National News

Drone sightings sparking increasing concern locally

Posted January 17, 2018 1:26 p.m. EST

TAMPA -- Shortly before Christmas, Hillsborough County Sheriff's pilot Jason Doyle was flying a department helicopter over east Hillsborough when he saw the lights of a drone.

It was about 800 feet below him and a half-mile away, and quite bright, said Doyle, who said the drone was being operated safely.

But not all such local encounters have been so benign.

At least 20 times between January and September last year, aircraft taking off or landing at area airports reported seeing drones, Federal Aviation Administration records show. The sightings sparked more than a dozen requests to local law enforcement to seek out the operators, including one incident where a sheriff's helicopter shadowed a drone flying near Tampa International Airport for a short distance.

By comparison, there were nine such incidents reported in 2015.

Doyle said the drone he saw wasn't near an airport. The ones encountered by pilots while taking off and landing represent a far greater danger, he said.

Doyle pointed to a study released by the FAA in November that said drones colliding with large manned aircraft can cause more structural damage than birds of the same weight. Unlike the soft mass and tissue of birds, drones are typically made of much harder materials.

With 13 pilots reporting drone sightings, TIA had the most such encounters locally, according to the FAA records, which go through last September. St. Pete-Clearwater International Airport had four, Sarasota International Airport had two and Bartow had one.

The first in the area happened Jan. 8, when the pilot of a Hawker Beechcraft B400, a small twin engine jet, saw a yellow quadcopter while traveling southbound at 4,000 feet about six miles west of TIA. The Pinellas County Sheriff's office was notified.

Five days later, an Airbus A320 passenger jet was landing at TIA when pilots reported seeing a drone flying about 4,300 feet over the Howard Frankland Bridge. At first, the pilot thought it was a group of balloons but as he got closer he said it was definitely a drone, flying off his left side less than a mile away.

On Feb, 23, an HSCO helicopter spotted a drone flying about four miles northwest of TIA. The pilot followed the drone until he found the operator and reported the incident to the tower.

Because of the increase in the number of drones flying, including those found on or near TIA, the Hillsborough County Aviation Authority in September issued new guidelines for operating them.

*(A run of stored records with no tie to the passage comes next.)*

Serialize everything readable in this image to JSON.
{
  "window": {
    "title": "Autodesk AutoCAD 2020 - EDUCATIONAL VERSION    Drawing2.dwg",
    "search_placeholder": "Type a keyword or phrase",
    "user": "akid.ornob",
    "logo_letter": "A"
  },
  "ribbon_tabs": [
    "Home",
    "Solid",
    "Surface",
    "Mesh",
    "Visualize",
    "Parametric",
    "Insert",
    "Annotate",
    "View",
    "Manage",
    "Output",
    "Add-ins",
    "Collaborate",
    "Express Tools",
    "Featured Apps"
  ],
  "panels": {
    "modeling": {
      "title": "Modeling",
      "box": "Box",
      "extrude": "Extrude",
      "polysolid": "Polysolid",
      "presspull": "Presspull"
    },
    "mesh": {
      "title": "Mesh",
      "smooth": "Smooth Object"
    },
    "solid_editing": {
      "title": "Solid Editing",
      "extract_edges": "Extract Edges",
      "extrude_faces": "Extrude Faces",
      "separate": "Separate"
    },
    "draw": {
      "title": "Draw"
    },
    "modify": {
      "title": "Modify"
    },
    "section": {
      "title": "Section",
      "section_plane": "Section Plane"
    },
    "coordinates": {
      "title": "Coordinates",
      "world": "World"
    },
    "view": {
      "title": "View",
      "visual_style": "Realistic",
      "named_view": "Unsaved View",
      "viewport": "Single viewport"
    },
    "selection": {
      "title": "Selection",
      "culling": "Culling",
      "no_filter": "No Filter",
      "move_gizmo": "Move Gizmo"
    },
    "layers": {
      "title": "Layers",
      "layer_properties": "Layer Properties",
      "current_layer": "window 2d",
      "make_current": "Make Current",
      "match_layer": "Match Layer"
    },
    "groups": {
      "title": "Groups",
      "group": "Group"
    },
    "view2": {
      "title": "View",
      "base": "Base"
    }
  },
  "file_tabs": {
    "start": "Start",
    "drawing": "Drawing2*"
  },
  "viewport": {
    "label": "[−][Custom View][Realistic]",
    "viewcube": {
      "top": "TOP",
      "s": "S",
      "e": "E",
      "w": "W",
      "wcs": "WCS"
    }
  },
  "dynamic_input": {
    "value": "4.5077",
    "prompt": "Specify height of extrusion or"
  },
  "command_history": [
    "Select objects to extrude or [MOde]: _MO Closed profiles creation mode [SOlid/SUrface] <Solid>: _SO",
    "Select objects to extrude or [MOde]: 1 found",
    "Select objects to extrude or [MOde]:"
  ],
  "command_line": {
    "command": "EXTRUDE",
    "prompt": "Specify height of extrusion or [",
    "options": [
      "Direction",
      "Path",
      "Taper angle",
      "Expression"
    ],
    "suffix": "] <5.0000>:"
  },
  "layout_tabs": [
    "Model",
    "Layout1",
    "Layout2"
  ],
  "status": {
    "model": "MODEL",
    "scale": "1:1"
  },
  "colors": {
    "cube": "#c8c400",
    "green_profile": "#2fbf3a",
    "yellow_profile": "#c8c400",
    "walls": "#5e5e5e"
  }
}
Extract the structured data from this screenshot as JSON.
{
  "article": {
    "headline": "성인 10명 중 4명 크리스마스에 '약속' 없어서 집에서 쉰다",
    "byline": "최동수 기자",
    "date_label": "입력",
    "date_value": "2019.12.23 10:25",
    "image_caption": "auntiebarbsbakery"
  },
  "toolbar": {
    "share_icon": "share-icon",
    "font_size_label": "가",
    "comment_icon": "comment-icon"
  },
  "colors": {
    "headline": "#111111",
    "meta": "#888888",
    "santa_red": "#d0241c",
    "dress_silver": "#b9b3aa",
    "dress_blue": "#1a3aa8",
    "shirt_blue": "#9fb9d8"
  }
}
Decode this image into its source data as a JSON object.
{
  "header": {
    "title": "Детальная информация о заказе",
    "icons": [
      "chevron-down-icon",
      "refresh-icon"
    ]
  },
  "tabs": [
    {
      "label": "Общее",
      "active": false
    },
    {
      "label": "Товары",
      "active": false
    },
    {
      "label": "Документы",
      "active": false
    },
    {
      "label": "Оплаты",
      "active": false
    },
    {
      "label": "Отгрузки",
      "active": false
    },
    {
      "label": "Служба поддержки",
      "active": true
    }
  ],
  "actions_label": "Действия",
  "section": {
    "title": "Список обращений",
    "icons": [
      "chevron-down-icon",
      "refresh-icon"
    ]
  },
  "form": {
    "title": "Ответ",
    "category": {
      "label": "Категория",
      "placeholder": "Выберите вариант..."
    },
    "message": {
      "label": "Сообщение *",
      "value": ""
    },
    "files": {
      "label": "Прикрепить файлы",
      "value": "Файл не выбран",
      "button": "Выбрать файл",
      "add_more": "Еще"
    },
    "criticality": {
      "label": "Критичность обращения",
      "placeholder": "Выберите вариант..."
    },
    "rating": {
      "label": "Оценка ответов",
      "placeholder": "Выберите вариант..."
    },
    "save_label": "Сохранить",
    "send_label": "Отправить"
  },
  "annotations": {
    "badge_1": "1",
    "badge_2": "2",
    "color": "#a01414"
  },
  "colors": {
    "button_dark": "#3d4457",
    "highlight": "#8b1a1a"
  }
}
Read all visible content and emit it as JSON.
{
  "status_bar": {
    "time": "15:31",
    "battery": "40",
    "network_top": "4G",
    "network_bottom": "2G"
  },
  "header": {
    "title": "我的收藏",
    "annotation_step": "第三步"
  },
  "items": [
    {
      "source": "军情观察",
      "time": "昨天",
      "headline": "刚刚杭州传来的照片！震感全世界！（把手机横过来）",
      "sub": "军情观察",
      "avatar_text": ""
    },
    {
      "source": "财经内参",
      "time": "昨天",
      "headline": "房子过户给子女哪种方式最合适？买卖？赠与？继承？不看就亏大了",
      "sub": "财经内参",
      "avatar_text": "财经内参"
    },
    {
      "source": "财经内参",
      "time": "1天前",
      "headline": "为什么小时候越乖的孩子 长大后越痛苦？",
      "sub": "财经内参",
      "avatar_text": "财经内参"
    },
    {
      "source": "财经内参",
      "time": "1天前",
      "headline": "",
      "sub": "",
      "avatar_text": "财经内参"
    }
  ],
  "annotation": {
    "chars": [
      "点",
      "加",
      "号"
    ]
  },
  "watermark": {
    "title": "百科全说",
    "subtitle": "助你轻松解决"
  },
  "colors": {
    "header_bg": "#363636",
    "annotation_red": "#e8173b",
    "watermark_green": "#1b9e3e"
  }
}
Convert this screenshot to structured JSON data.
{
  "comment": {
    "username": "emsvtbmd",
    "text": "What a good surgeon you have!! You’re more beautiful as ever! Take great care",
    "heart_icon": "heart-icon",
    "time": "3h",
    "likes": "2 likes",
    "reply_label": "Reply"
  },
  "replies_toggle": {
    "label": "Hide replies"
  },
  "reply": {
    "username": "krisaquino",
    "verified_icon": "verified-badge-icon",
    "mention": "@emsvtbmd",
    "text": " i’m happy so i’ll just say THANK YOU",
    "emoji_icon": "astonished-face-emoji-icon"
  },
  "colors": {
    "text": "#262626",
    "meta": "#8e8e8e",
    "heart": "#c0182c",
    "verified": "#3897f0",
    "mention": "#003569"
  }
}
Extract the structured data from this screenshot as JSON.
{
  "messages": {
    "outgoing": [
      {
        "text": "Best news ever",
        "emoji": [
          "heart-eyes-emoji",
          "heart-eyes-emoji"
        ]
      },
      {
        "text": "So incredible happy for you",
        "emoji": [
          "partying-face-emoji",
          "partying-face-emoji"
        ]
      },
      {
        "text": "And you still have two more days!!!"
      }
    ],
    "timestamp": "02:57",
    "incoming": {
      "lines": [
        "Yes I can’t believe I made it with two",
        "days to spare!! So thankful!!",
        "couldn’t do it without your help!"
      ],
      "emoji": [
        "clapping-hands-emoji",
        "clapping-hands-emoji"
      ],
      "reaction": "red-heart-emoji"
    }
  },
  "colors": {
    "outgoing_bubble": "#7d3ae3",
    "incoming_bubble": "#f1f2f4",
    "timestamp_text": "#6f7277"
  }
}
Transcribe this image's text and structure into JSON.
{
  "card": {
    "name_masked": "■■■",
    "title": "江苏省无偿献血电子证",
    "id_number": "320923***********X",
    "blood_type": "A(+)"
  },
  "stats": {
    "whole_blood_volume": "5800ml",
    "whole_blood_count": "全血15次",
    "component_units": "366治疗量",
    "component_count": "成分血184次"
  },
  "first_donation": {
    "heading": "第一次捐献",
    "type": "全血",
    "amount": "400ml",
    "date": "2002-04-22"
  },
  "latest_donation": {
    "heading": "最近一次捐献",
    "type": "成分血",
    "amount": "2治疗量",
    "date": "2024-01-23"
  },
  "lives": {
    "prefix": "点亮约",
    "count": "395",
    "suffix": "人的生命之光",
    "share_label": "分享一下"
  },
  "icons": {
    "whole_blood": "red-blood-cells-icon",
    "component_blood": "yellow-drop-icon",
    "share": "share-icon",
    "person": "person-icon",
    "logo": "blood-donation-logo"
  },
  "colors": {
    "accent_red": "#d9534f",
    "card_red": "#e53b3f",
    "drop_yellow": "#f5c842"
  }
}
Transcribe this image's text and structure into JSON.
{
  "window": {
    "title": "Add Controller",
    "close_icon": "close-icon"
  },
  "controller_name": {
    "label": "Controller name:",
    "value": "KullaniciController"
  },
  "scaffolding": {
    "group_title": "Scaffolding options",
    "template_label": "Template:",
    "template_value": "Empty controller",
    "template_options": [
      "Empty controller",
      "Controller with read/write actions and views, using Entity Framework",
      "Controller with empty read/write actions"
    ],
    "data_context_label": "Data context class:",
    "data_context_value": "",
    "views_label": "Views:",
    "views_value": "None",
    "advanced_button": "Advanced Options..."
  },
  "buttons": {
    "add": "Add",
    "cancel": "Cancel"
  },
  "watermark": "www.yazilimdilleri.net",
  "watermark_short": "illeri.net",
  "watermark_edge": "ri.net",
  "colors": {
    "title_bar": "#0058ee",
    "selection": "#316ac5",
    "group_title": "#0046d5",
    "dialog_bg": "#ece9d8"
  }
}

There were no specific incidents that sparked the new rules, said airport spokeswoman Emily Nipps. "But this is a growing issue and more and more people are flying drones, so we wanted to get out ahead of it," she said.

The new rules include no flights within five miles of any of the county's five airports without first contacting FAA Air Traffic Control and the Aviation Authority. For more information and to see restriction zones, go to

The authority will hold another meeting at the airport in May to go over the restrictions and get community input, Nipps said.

The Consumer Technology Association estimated 3.4 million drones were sold during this year's holiday shopping season. Not surprisingly, drone sightings from pilots, citizens and law enforcement have increased dramatically in recent years, according to the FAA, which says it now receives more than 100 such reports each month.

"The agency wants to send out a clear message that operating drones around airplanes, helicopters and airports is dangerous and illegal," according to the FAA web page. "Unauthorized operators may be subject to stiff fines and criminal charges, including possible jail time."

Law enforcement, including the FBI in one instance, was called out more than a dozen times last year to contact the operators of drones flying near area airports, according to FAA records.

Doyle, the sheriff's office pilot, said that officers contact the operators not to arrest them, but to inform them of the rules.

"We haven't arrested anyone," Doyle said. "We prefer to educate the operators."

Despite the risks, a report released this week by the Unmanned Aircraft Safety Team Drone Sightings Working Group found that only a small percentage of drone reports pose a safety risk, while the vast majority are simply sightings.

"There is general consensus that some of the sightings are potentially high risk and need to be mitigated, but the majority of sightings are not necessarily high risk," the report said

Tampa drone specialist Randy Goers, who hosts The Drone Radio Show podcast, looked at the FAA data for local airports and noted it only takes one collision to create a disaster.

"It shows that there still needs to be education for consumers," he said. "As the industry continues to grow, drone operators are going to have to follow the rules or force the government to come down harder."

Contact Howard Altman at or (813) 225-3112. Follow @haltman.